The Other Church Closure - A Comment

I did enjoy reading your article in ‘In-touch’. I was taken back to my ‘A’ level Medieval History course. Both English and European history (986-1485) seemed to revolve around disputes with the Papacy, which invariably was the winner. Whether it was Henry II doing public penance in sackcloth for his alleged part in the murder of Thomas Becket or King John suffering the humiliation of one of his many climb-downs in his ongoing war of attrition with the Pope, the relationship with the church was fundamental part of our history. The only time it went seriously wrong was during the papal schism, when there were two popes, one in Rome and one in Avignon. That must have been an interesting time to live through!

I think that the closure during the Stephen Langton episode would have had a profound effect on the population. The Church controlled so much of people’s everyday lives, from the cradle to the grave, literally. Local priests were central to people’s lives in most towns and villages. Their trump card was that it was the priests who were the gatekeepers to heaven and hell. They were the only means for the majority to hear the stories in the Bible and the Word of God, that is, if they were lucky and had a literate priest because at that time many weren’t. There was a prayer structure to the day and to everyday life that it is difficult for us to understand now. Also particular services required church attendance, especially during times such as Lent for example. But the greatest outrage I always thought was the selling of ‘indulgences’. Paying the priest for forgiveness! And of course the church grew rich on the wealthier members of society who could afford the cost of masses being said for their souls. And so on!

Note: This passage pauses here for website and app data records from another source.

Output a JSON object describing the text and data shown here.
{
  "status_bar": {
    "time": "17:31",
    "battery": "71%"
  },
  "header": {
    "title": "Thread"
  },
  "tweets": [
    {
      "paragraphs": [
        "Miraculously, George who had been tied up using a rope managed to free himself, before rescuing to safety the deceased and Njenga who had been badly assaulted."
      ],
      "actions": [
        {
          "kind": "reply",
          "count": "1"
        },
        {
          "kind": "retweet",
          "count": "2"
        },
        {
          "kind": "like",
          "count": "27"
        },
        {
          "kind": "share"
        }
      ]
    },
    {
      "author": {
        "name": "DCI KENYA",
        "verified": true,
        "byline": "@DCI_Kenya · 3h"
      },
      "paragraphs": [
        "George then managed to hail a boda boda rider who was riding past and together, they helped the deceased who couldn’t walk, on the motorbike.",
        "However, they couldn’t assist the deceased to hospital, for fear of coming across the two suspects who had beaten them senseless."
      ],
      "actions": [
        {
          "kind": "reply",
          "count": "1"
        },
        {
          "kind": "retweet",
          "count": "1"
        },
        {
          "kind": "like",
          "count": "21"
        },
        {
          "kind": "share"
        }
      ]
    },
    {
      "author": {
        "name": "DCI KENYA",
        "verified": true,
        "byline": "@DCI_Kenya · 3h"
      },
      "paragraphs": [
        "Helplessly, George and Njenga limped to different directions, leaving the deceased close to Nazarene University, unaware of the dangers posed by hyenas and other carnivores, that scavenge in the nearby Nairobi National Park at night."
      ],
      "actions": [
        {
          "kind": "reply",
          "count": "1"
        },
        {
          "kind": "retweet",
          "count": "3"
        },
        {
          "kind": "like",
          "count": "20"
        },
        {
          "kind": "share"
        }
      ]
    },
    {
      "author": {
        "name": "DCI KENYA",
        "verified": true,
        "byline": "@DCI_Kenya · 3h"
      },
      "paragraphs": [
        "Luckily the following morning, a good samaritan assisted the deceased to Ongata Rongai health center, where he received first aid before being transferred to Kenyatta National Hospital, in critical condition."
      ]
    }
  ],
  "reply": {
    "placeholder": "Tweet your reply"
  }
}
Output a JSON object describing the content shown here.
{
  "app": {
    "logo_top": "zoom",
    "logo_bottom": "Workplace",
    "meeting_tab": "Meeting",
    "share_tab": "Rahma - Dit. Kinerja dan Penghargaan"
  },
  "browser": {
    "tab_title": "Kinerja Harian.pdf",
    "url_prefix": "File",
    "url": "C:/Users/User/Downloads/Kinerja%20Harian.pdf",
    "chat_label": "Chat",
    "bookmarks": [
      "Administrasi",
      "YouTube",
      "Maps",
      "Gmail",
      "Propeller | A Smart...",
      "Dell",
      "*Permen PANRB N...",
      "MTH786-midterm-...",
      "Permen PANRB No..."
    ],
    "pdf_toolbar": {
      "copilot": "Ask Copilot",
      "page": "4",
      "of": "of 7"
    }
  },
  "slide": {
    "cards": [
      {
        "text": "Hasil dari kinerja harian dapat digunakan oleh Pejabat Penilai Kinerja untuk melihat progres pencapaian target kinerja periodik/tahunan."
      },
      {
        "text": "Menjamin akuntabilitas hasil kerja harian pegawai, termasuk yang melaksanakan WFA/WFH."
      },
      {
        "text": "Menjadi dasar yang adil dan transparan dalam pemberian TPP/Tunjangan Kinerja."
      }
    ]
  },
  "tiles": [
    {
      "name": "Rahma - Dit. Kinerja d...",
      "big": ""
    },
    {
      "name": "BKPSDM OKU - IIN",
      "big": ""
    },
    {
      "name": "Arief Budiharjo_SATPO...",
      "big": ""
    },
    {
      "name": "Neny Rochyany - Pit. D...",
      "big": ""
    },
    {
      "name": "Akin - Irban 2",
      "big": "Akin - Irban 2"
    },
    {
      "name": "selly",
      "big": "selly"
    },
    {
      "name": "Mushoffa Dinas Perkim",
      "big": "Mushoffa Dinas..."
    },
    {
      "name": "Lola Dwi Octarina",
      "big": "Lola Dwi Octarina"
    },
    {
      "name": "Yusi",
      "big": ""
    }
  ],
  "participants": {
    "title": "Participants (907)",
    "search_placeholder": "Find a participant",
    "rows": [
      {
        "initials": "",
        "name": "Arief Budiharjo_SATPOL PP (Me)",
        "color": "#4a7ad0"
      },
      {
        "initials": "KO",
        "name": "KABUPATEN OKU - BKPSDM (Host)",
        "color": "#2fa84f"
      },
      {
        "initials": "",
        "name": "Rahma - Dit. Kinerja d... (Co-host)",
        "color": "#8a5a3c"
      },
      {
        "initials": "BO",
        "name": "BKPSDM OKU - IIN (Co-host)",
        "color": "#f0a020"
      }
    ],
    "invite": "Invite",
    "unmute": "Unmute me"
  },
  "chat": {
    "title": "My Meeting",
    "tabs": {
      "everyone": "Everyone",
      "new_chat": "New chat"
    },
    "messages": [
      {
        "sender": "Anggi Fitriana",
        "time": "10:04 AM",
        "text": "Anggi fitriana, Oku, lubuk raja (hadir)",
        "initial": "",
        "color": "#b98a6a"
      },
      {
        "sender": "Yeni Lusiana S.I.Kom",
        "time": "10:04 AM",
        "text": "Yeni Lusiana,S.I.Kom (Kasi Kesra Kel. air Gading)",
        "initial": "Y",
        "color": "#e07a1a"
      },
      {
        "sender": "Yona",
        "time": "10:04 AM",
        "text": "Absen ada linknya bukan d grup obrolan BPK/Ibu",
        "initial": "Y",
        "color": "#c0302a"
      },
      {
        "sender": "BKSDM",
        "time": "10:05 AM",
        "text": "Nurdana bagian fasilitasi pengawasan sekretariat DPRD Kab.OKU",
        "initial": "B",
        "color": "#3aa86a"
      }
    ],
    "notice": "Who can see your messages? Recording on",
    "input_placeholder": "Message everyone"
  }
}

So, I never knew how people coped when the churches were closed. Incomprehensible to us now, but terrifying to those living through such times.

Juliet Edwards, Kingsdown